Sales tax is a “trust tax.” Sellers are trusted by state and local governments to collect it on sales of taxable goods and services and then remit it to the proper tax authority. As a trust tax, sales tax faces a number of challenges.

The Connecticut Department of Revenue Services has enumerated several Connecticut sales tax challenges in its 2014 Sales Tax Collection Initiatives. These include:

  • Failure to register;
  • Inconsistent business registration information or inconsistent inter-agency enforcement;
  • Cash sales or shadow booking;
  • Non-reporting or under-reporting;
  • Lack of statewide automated point-of-sales (POS) infrastructure;
  • Out-of-state sales, on-line sales and other remote sales;
  • Low consumer use tax compliance;

Add to that the overall complexity inherent in sales and use tax compliance, and you’ve got a respectable list of problems.

The Connecticut Department of Revenue Services (DRS) collected more than 3.9 million dollars in sales and use tax FY 2012-13. That means a lot of Connecticut retailers are trustworthy. More than 95%, in fact.

The other 4+%

Approximately 1,300 audits conducted by the DRS each year uncover delinquent taxes, many of which arise from errors.
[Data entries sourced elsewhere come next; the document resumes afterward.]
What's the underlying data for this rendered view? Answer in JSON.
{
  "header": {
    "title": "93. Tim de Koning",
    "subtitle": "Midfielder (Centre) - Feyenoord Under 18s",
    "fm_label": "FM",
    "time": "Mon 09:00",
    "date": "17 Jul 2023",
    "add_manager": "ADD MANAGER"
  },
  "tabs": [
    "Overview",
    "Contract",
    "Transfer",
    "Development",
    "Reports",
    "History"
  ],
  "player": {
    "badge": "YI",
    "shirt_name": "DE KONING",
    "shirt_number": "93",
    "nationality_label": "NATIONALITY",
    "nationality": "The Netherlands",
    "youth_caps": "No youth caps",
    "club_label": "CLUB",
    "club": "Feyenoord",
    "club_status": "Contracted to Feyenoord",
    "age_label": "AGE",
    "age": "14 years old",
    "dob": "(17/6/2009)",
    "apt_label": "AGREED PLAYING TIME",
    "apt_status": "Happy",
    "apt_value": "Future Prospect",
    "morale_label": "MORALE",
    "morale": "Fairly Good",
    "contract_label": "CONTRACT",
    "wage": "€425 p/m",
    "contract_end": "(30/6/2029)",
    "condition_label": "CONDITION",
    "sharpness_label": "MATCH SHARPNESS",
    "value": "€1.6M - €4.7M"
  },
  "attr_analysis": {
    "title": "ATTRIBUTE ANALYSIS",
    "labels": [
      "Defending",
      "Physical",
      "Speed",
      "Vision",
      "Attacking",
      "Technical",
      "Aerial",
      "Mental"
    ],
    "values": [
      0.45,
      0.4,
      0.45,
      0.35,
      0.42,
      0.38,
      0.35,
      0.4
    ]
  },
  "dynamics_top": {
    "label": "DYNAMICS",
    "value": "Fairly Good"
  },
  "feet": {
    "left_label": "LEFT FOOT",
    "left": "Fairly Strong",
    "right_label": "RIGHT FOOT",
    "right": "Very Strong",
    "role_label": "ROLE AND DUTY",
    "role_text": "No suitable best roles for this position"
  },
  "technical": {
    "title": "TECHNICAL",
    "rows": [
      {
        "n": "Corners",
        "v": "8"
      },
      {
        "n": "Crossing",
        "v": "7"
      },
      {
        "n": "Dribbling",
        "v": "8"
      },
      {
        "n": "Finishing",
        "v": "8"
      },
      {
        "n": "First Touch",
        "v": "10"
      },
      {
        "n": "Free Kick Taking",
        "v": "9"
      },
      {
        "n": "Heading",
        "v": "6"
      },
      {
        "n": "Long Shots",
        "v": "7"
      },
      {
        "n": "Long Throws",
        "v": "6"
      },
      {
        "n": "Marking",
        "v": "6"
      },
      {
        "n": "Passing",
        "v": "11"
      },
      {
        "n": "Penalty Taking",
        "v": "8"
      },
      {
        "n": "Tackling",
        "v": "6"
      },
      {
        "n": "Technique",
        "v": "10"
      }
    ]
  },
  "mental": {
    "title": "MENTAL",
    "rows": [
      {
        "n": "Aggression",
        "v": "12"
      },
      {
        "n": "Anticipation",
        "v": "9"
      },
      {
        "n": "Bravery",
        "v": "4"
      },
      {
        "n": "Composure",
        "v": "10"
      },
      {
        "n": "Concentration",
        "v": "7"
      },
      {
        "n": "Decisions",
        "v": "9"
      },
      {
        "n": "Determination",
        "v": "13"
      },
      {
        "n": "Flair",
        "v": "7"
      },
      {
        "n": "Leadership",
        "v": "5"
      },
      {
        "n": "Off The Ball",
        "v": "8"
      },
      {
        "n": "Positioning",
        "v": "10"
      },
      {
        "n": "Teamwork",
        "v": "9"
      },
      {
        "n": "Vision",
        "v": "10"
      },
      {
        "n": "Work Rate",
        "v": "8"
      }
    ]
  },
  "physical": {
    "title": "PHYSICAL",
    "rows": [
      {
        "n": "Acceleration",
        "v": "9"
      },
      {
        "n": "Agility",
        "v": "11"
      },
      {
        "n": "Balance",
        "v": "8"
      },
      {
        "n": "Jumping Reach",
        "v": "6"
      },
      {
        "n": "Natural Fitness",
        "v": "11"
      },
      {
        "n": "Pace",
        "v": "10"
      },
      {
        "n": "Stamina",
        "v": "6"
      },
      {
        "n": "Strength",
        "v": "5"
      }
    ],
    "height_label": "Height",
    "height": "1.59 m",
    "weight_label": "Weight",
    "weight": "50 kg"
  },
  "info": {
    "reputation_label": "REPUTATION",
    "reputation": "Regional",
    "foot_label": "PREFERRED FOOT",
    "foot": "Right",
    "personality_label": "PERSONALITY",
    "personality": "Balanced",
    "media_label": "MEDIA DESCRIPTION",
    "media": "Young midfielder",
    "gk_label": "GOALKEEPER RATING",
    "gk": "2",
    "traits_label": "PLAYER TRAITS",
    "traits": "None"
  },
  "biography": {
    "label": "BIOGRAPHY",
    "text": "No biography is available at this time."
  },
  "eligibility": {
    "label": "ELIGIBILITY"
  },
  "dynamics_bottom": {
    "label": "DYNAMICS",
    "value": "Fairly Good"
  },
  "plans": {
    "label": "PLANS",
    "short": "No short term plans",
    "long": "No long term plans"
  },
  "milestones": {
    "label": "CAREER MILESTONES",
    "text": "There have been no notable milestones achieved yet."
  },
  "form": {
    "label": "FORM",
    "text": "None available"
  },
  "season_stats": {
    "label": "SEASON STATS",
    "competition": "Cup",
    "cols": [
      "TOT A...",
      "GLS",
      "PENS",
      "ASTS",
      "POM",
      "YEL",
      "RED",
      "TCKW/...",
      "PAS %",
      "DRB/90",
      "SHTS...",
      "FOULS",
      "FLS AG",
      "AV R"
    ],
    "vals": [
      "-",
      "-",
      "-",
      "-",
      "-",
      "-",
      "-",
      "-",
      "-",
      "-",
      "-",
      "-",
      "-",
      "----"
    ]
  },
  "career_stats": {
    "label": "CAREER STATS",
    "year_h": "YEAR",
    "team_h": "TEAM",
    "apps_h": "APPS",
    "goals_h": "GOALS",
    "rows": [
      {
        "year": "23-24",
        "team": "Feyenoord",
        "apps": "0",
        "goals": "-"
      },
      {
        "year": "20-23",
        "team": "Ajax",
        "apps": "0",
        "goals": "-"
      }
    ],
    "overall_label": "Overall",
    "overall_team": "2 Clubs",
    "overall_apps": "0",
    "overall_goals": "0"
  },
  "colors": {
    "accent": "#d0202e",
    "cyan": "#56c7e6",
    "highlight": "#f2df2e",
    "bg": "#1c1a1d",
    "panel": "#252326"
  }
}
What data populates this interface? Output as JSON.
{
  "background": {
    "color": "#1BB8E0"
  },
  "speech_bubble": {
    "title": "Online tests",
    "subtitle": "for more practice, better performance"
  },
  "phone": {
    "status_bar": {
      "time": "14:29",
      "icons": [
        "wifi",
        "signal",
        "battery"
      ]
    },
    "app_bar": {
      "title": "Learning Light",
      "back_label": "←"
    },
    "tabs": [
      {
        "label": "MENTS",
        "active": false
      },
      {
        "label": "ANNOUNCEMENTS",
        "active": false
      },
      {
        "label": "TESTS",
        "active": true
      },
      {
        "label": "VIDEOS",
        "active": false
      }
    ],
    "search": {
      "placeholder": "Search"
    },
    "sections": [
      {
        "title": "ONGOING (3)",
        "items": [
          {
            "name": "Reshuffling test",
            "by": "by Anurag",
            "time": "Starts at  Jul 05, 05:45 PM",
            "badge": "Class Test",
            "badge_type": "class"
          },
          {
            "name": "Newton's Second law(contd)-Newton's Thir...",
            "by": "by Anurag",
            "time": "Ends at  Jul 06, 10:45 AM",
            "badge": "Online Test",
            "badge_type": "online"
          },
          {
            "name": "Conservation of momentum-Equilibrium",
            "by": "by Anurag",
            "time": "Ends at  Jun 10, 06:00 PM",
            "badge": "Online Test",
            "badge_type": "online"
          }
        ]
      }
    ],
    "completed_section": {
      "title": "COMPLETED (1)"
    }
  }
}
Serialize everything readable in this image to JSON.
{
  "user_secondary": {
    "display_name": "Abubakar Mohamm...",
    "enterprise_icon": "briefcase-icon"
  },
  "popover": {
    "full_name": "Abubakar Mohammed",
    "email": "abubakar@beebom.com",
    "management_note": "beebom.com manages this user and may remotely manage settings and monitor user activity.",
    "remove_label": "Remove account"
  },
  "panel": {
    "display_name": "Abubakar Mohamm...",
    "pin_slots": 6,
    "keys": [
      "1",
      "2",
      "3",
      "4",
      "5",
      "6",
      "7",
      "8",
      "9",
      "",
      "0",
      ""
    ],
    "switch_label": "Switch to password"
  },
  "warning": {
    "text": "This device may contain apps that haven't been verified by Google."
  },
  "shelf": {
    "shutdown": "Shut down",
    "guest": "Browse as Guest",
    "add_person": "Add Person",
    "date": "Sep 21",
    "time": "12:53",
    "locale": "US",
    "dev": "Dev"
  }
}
DRS no longer renews sales tax permits for businesses with back taxes owed. If payment or an approved payment plan isn’t made in a timely manner, delinquent taxpayers are referred to the DRS Special Investigations Section (SIS).

SIS goes after criminals, which is what people who don’t pay taxes become. It made 34 arrests in FY 2012-13 and 62 arrests in FY 2011-12 for criminal violations related to sales tax.

Don’t mess with sales tax. Learn how an automated sales tax solution works.

photo credit: derekskey via photopin cc

Sales tax rates, rules, and regulations change frequently. Although we hope you'll find this information helpful, this blog is for informational purposes only and does not provide legal or tax advice.
Gail Cole
Avalara Author
Gail Cole
Gail Cole
Avalara Author Gail Cole
Gail began researching and writing about sales tax in 2012 and has been fascinated with it ever since. She has a penchant for uncovering unusual tax facts, and endeavors to make complex sales tax laws more digestible for both experts and laypeople.